1. This is an appeal by a judgment-debtor in regard to certain property which originally admittedly belonged to him and was delivered in execution of a decree against him to the respondent. After the sale, the 2nd respondent obtained delivery of 19.71 acres of land. According to the appellant, the property actually sold measured only 14.60 acres and therefore he claimed re-delivery of the excess 5.11 acres. The learned Additional Subordinate Judge, Calicut dismissed the appellant's application for se-delivery of this property and the appellant has accordingly appealed.

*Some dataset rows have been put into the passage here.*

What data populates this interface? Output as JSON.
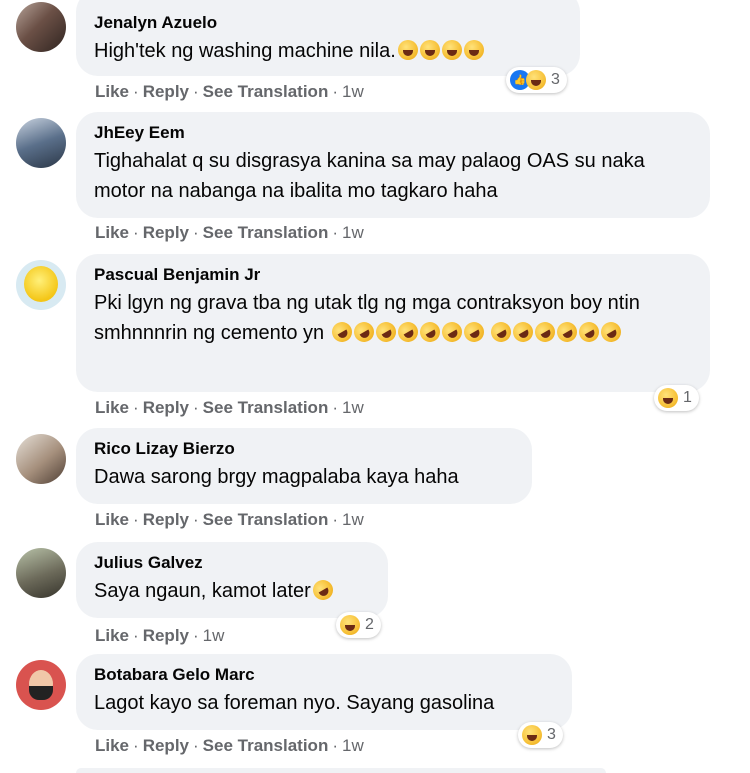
{
  "actions": {
    "like": "Like",
    "reply": "Reply",
    "translate": "See Translation",
    "dot": "·"
  },
  "comments": [
    {
      "author": "Jenalyn Azuelo",
      "text": "High'tek ng washing machine nila.",
      "emoji_icon": "haha-emoji",
      "emoji_count_inline": 4,
      "reactions": [
        "like",
        "haha"
      ],
      "reaction_count": "3",
      "time": "1w",
      "has_translation": true
    },
    {
      "author": "JhEey Eem",
      "text": "Tighahalat q su disgrasya kanina sa may palaog OAS su naka motor na nabanga na ibalita mo tagkaro haha",
      "time": "1w",
      "has_translation": true
    },
    {
      "author": "Pascual Benjamin Jr",
      "text": "Pki lgyn ng grava tba ng utak tlg ng mga contraksyon boy ntin smhnnnrin ng cemento yn",
      "emoji_icon": "rolling-laughing-emoji",
      "emoji_count_inline": 13,
      "reactions": [
        "haha"
      ],
      "reaction_count": "1",
      "time": "1w",
      "has_translation": true
    },
    {
      "author": "Rico Lizay Bierzo",
      "text": "Dawa sarong brgy magpalaba kaya haha",
      "time": "1w",
      "has_translation": true
    },
    {
      "author": "Julius Galvez",
      "text": "Saya ngaun, kamot later",
      "emoji_icon": "rolling-laughing-emoji",
      "emoji_count_inline": 1,
      "reactions": [
        "haha"
      ],
      "reaction_count": "2",
      "time": "1w",
      "has_translation": false
    },
    {
      "author": "Botabara Gelo Marc",
      "text": "Lagot kayo sa foreman nyo. Sayang gasolina",
      "reactions": [
        "haha"
      ],
      "reaction_count": "3",
      "time": "1w",
      "has_translation": true
    }
  ],
  "colors": {
    "bubble": "#f0f2f5",
    "meta": "#65676b",
    "like_blue": "#1877f2"
  }
}
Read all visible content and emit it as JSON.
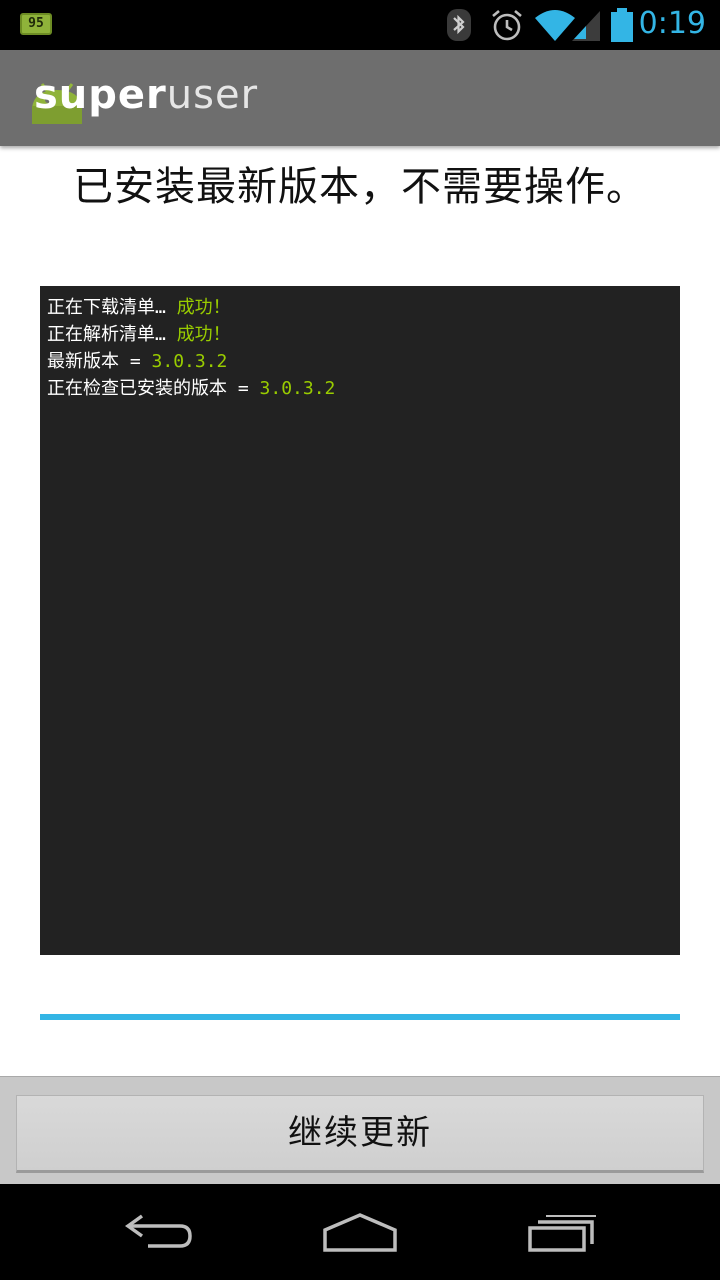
{
  "status_bar": {
    "notification_badge": "95",
    "time": "0:19",
    "icons": [
      "bluetooth-icon",
      "alarm-icon",
      "wifi-icon",
      "signal-icon",
      "battery-icon"
    ],
    "accent_color": "#33b5e5"
  },
  "action_bar": {
    "title_bold": "super",
    "title_light": "user",
    "icon": "android-icon"
  },
  "heading": "已安装最新版本，不需要操作。",
  "console": {
    "lines": [
      {
        "text": "正在下载清单… ",
        "status": "成功！"
      },
      {
        "text": "正在解析清单… ",
        "status": "成功！"
      },
      {
        "text": "最新版本 = ",
        "status": "3.0.3.2"
      },
      {
        "text": "正在检查已安装的版本 = ",
        "status": "3.0.3.2"
      }
    ],
    "status_color": "#99cc00"
  },
  "progress": {
    "fraction": 1.0
  },
  "button": {
    "label": "继续更新"
  },
  "nav_bar": {
    "icons": [
      "back-icon",
      "home-icon",
      "recent-apps-icon"
    ]
  }
}
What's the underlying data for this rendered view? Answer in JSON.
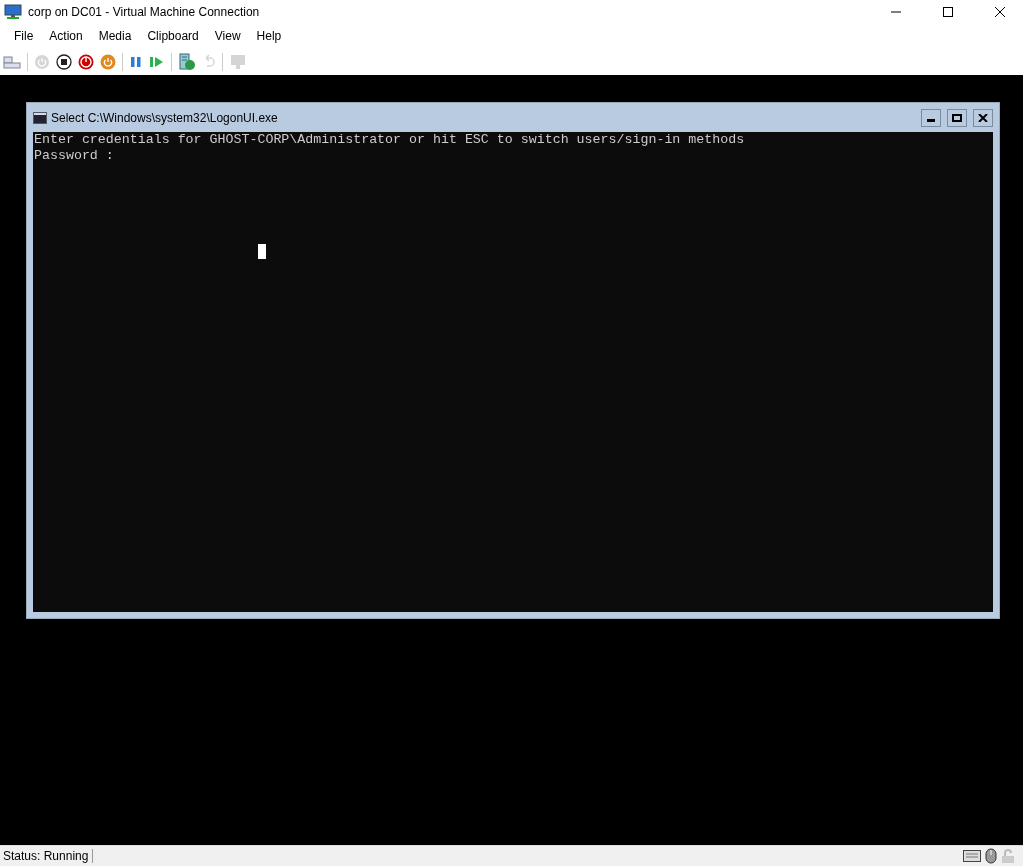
{
  "window": {
    "title": "corp on DC01 - Virtual Machine Connection"
  },
  "menu": [
    "File",
    "Action",
    "Media",
    "Clipboard",
    "View",
    "Help"
  ],
  "toolbar": [
    {
      "kind": "ctrl-alt-del",
      "disabled": false
    },
    {
      "kind": "sep"
    },
    {
      "kind": "start",
      "disabled": true
    },
    {
      "kind": "turn-off",
      "disabled": false
    },
    {
      "kind": "shut-down",
      "disabled": false
    },
    {
      "kind": "save",
      "disabled": false
    },
    {
      "kind": "sep"
    },
    {
      "kind": "pause",
      "disabled": false
    },
    {
      "kind": "reset",
      "disabled": false
    },
    {
      "kind": "sep"
    },
    {
      "kind": "checkpoint",
      "disabled": false
    },
    {
      "kind": "revert",
      "disabled": true
    },
    {
      "kind": "sep"
    },
    {
      "kind": "enhanced-session",
      "disabled": true
    }
  ],
  "console": {
    "title": "Select C:\\Windows\\system32\\LogonUI.exe",
    "lines": [
      "Enter credentials for GHOST-CORP\\Administrator or hit ESC to switch users/sign-in methods",
      "Password :"
    ]
  },
  "status_bar": {
    "text": "Status: Running"
  }
}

2. A preliminary objection was taken on behalf of the 2nd respondent that no appeal lies. The argument was that a matter of this kind which is in dispute between a judgment-debtor and a stranger auction-purchaser does not fall within Section 47 and therefore the decision of such a matter is one not open to appeal. That such a dispute does not fall within Section 47 is said to follow from the recent Full Bench decision of this Court reported in Annamalai v. Ramasami : AIR1941Mad161 We do not think however, that even if that be so, it necessarily follows that the appellant here has no right of appeal. His right of appeal is governed by Section 96 and the definition of 'decree' in Section 2 of the Civil Procedure Code,. In Section 2 it is stated in the definition of a 'decree', that a decree shall be deemed to include the determination of any. question within Section 47. In the present case it is beyond dispute that the learned Subordinate Judge himself took up this question as one under Section 47 and decided it under the impression that he was dealing with it under that section. It seems to us clear that his decision is the determination of any question within Section 47 within the meaning of the definition of ' : 'decree', and as no authority to the contrary has been cited before us, we have over-ruled the preliminary objection. '
3. On the merits, however, we think that the appellant must fail. This is a case of a faulty description of property in a sale certificate. The property is described under its own name and as having been old survey No. 266 and as being now re-survey No. 455133. The description goes on to state that it contains 500 pepper vines, 500 coffee plants, 2,000 posts and miscellaneous trees and nine bins made of timber, and then the size of the bins is specified. In the next column it is shown that the extent of the property is 14.60 acres and the assessment is given as Rs. 21-14-0, which is the correct assessment payable upon survey No. 455133. There does not appear to have been any investigation as to the exact number of pepper vines or coffee plants or posts or miscellaneous trees contained upon the 14.60 acres about which there is no dispute, or the 5 and odd acres which forms the subject-matter of this appeal. But it is undeniable that the bins to which reference is made in the sale certificate do not exist upon 14.60 acres but only in the disputed portion. The learned Subordinate Judge holds that the most important feature of this description is the list of the 'contents' of the land sold and consequently that there must have been a mistake in the survey number, and following upon it, in the acreage and assessment. That such a mistake was possible is clear from the fact that the old survey No. 266 does not precisely correspond with the new survey No. 455133 but includes also both the disputed portion and a considerable further extent of land. 'We have been asked in this appeal to attach the greatest importance to the mention of the survey number and the acreage as being particulars about which there could be no possible mistake. But it has not been explained to us why in that case it was necessary for the Court to include in the sale certificate the various other particulars about pepper vines, coffee plants and bins, etc. It cannot be that these particulars were included for no purpose, and the learned Subordinate Judge has held that there was a definite intention of the Court and the parties that the bins for instance should themselves be separately sold and they were separately sold. It has been suggested to us for the appellant that the statement of the lower Court may be mistaken, and that it would be advisable for this Court to send for the original sale proclamation in order to determine what in fact was proclaimed for sale and therefore, sold. We are not prepared to accede to this proposal for, in our opinion, it was the clear duty of the appellant himself who had applied to the Court for re-delivery, to have called the Court's attention to its own records if by so doing he could have proved his case. It is, we think, almost inevitable that the description of the property contained in the sale certificate is a mere copy from the description which must have been contained in the proclamation of sale. 'We think in conclusion that upon the facts of this case, the learned Subordinate Judge was justified in attaching more importance to the details of what was to be found upon the land than to the reference to the survey number or acreage of the land. That being so, we see no reason to interfere with his order.
4. This appeal must fail and is dismissed with costs.